_RECORDS TO USE_

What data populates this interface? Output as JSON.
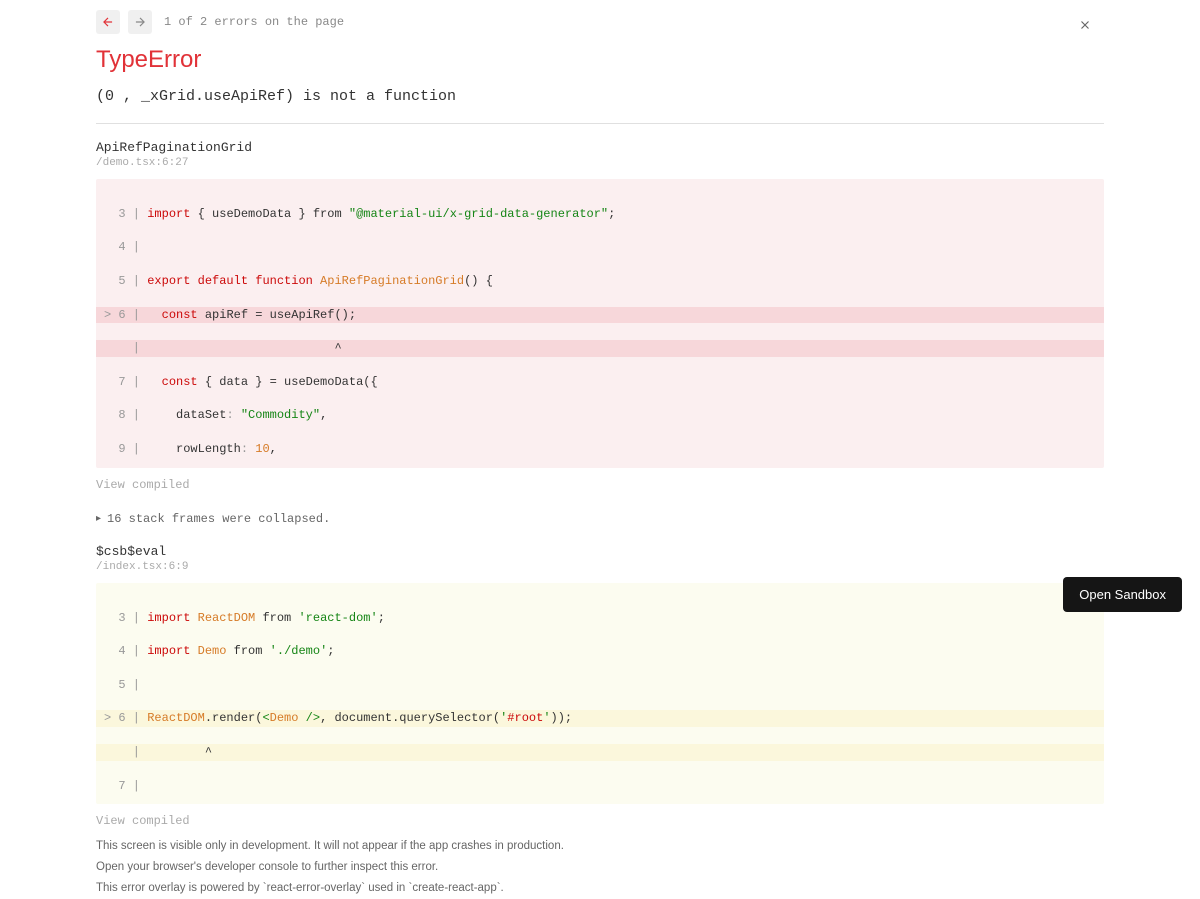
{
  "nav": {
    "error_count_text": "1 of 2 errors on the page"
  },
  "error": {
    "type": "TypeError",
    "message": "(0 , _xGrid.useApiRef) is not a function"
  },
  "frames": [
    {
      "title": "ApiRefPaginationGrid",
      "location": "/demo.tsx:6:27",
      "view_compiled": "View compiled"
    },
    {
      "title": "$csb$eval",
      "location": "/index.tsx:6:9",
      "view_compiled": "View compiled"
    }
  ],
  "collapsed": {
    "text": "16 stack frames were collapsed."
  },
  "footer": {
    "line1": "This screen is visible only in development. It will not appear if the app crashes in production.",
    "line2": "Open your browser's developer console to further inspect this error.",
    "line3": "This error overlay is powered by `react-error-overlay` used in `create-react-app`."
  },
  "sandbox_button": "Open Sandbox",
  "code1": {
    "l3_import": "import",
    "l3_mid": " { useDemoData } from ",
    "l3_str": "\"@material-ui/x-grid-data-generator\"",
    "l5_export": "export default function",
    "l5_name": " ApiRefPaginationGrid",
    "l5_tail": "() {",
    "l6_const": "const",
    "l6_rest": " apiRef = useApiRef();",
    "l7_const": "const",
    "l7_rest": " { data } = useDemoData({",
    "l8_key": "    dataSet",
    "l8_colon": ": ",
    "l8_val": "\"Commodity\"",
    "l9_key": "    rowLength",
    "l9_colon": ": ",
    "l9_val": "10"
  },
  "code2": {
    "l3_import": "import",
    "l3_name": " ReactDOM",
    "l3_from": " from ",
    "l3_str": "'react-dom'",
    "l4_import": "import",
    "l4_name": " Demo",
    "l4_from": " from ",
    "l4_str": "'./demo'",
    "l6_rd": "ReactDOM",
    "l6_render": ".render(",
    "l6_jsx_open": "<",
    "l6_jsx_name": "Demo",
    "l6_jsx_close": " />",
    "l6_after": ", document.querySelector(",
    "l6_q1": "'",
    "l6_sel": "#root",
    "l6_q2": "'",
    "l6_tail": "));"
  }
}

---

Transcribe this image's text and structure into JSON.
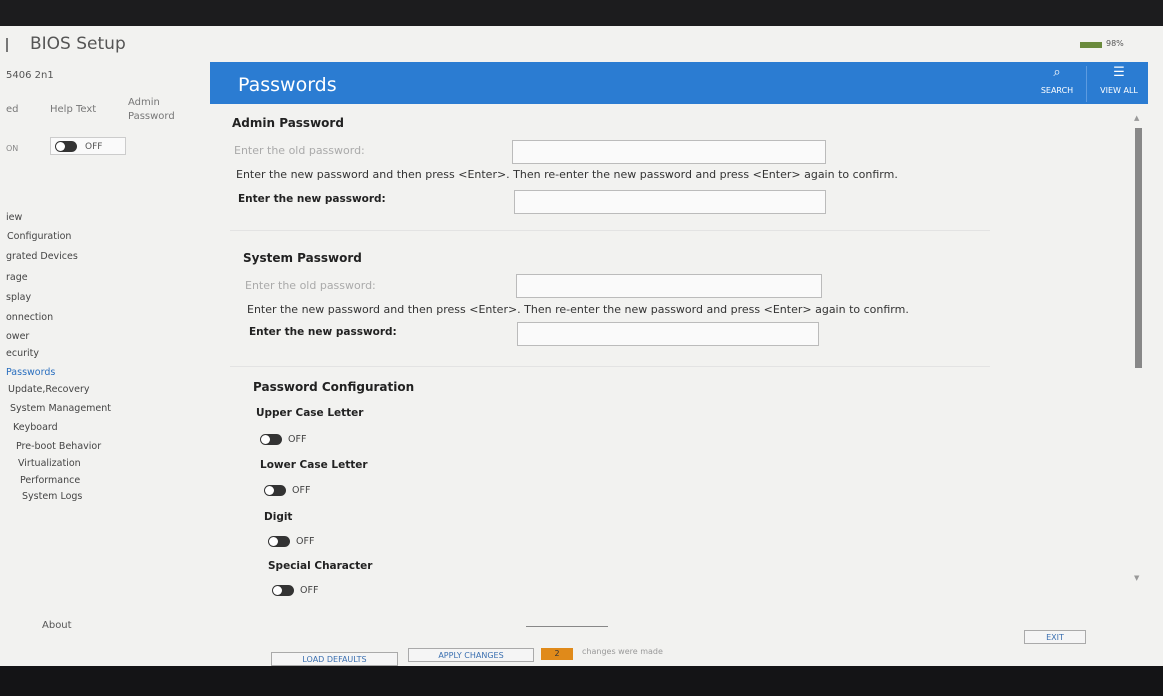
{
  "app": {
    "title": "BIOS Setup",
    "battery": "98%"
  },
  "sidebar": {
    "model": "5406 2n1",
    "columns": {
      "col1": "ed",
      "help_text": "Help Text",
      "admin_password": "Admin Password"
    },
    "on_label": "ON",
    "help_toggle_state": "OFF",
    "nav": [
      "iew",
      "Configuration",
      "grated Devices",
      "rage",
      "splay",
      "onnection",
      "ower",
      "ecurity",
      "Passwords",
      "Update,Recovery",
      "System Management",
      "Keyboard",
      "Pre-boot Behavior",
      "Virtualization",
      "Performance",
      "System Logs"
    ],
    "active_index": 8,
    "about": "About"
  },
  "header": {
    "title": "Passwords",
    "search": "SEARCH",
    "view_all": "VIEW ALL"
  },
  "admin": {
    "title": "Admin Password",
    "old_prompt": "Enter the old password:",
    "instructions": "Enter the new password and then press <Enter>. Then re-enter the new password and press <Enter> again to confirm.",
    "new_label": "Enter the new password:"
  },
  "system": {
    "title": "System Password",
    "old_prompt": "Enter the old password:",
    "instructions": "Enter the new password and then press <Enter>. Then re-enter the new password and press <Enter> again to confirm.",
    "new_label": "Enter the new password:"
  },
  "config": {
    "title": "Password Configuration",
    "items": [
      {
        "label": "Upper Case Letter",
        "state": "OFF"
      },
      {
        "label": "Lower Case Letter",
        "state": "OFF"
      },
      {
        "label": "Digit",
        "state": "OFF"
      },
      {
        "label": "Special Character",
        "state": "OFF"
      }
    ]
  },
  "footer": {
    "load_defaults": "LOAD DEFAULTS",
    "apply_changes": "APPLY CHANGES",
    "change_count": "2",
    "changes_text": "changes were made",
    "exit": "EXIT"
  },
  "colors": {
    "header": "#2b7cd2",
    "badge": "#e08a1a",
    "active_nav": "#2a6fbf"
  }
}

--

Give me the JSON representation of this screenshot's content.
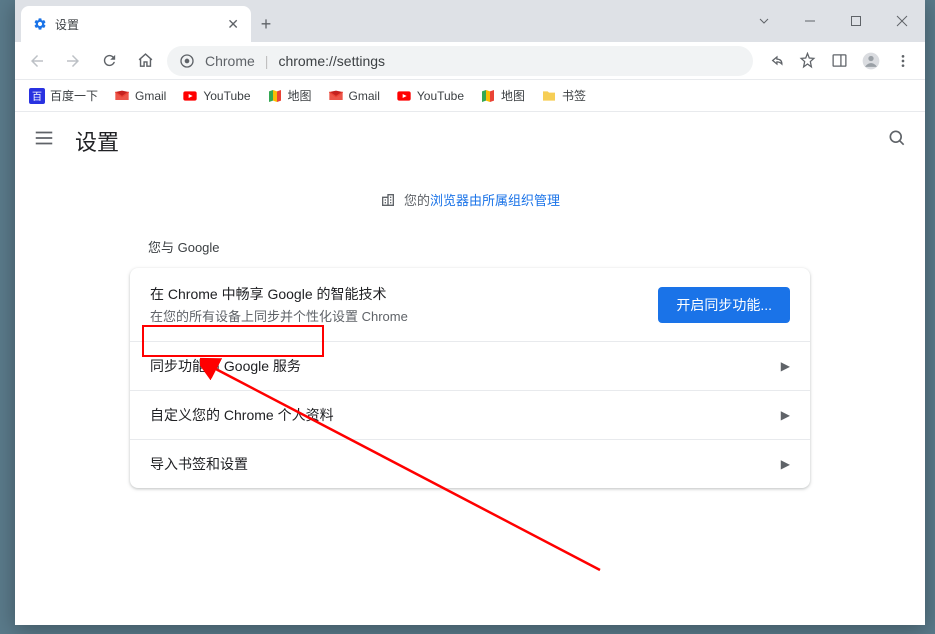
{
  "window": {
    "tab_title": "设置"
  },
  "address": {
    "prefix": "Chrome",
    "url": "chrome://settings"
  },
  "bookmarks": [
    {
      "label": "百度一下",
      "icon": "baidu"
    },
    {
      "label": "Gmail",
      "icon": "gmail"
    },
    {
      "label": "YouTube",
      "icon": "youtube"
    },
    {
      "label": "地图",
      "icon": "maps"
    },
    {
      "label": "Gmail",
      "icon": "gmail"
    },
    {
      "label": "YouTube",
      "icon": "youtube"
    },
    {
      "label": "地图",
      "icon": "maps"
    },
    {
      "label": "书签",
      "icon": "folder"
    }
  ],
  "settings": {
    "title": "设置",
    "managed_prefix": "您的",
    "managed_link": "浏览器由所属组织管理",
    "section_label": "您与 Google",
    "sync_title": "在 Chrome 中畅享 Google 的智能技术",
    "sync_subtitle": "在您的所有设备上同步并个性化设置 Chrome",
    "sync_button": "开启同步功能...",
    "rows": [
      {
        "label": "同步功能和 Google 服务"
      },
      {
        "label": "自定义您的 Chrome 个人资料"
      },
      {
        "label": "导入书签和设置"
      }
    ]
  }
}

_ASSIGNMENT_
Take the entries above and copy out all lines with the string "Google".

_PROBLEM SOLUTION_
    "section_label": "您与 Google",
    "sync_title": "在 Chrome 中畅享 Google 的智能技术",
        "label": "同步功能和 Google 服务"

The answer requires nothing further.